Where was I when some people, we label as ‘terrorists’, killed my brothers and raped my sisters? Why couldn’t I hear the horrified screams of their orphaned children? Well, Sir, as I’ve already mentioned that I stay in Mumbai, which is so ‘very far’ from these rotten things, you know the places where these rotten things are a norm- Kashmir, Assam, Orissa..and sometimes Delhi, Bengalooru, Hyderabad…So I thought ‘What have I got to do?’, I have enough screams to hear and enough orphans to deal with here in Mumbai itself! Every now and then, there is a bomb blast and the system breaks down; the authorities go into hiding and inevitably the courageous Hero would be the ‘Common Man’.
Well, Sir, I have brought the ‘Common Man’ intentionally here. As a reader of your esteemed newspaper ‘The Times of India’, I am a die-hard fan of your daily strip ‘You said it’ by the greatest ever cartoon illustrator: ‘R K Laxman’. It so correctly depicts the Common Man as a silent spectator of the system. In the cartoonist’s own words, the Common Man symbolises the mute millions of India, or perhaps the whole world, a silent spectator of marching time! He represents the hopes, aspirations, troubles and perhaps even foibles of the average Indian. I gather you know what I’m coming to.
My problem with you is this: Just as the Common Man, Sir, your newspaper too stands as a mute spectator all these years! Whenever a system crashes down, your esteemed newspaper would be the ‘first’ to bring us the ‘esteemed news’. And then in the race to be the ‘first’ to bring the next big news, Sir, you forget the burning past. I agree, Sir that you are the highest English language newspaper and in your own words, ‘very liberal’. But, it has occurred to me lately that you represent the masses. You are considered as the ‘Fourth Estate’ not for a rhyme, but for a reason. You, Sir should be publishing the ‘voices of us, commoners’. You should personify the woes of every Indian not just in a cartoon. You should take the lead in asking the ‘Why’s?’ from all our leaders, irrespective of which party they belong to or which party you support.
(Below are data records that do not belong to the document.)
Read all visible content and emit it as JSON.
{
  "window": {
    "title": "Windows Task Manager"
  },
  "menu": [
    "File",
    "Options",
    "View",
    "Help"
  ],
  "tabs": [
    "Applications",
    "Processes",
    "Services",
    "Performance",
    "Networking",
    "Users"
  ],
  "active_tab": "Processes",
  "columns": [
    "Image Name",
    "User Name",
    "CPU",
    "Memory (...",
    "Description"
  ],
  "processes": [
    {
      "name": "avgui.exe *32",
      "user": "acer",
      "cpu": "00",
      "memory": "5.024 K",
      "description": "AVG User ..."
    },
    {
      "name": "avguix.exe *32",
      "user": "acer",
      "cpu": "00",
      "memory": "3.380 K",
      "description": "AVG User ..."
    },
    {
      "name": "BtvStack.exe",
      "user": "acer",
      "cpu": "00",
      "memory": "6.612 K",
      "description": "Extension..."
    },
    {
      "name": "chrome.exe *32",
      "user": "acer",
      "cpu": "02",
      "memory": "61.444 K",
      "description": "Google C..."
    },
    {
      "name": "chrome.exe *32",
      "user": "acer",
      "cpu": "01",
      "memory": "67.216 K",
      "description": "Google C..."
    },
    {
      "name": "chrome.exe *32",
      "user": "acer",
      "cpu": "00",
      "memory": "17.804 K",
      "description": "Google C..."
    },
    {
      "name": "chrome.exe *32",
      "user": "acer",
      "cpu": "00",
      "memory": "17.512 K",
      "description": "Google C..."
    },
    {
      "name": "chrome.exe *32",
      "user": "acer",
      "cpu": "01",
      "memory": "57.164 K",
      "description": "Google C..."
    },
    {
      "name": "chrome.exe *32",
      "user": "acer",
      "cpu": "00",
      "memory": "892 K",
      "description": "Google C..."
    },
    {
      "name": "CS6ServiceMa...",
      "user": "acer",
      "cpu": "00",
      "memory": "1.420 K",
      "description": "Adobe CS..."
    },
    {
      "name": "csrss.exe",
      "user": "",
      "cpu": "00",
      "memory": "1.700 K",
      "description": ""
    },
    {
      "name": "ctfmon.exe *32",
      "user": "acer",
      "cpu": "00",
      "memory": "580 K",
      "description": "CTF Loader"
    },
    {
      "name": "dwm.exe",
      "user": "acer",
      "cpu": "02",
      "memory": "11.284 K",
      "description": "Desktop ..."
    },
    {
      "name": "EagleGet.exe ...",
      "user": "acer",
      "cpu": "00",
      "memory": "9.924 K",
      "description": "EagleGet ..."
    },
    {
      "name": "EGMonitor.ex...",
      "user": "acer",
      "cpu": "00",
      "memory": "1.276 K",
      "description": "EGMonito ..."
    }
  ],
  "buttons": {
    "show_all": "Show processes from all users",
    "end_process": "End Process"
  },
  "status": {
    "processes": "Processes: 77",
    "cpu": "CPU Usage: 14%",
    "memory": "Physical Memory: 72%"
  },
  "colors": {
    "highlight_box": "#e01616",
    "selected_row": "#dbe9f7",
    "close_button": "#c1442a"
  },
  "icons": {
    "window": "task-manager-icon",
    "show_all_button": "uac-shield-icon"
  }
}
Our nation, no doubt invariably follows a pseudo-democracy. Where is the ‘For the people’ part? Why it so happens that, after the people are chosen by the people, the ‘chosen people’ easily transform into ‘politicians’. Forgive me, Sir, but ‘politics’ isn’t about managing any more, it has become a ‘murky thing’, and all this while you, the Fourth Estate just looks on…refuses to act. With all the powers that make you what you are, you should be the one to bell the cat. Yes, Mr. Editor, the time has come for you to actually put into practice, your sole purpose of starting this esteemed newspaper.
We Indians need to start a revolution now with an apt war cry. And so, we need you to voice this war cry. For if we don’t start now, there won’t be any Indians left! And then I wonder Sir, who would read your ‘esteemed newspaper’! Is this asking for too much?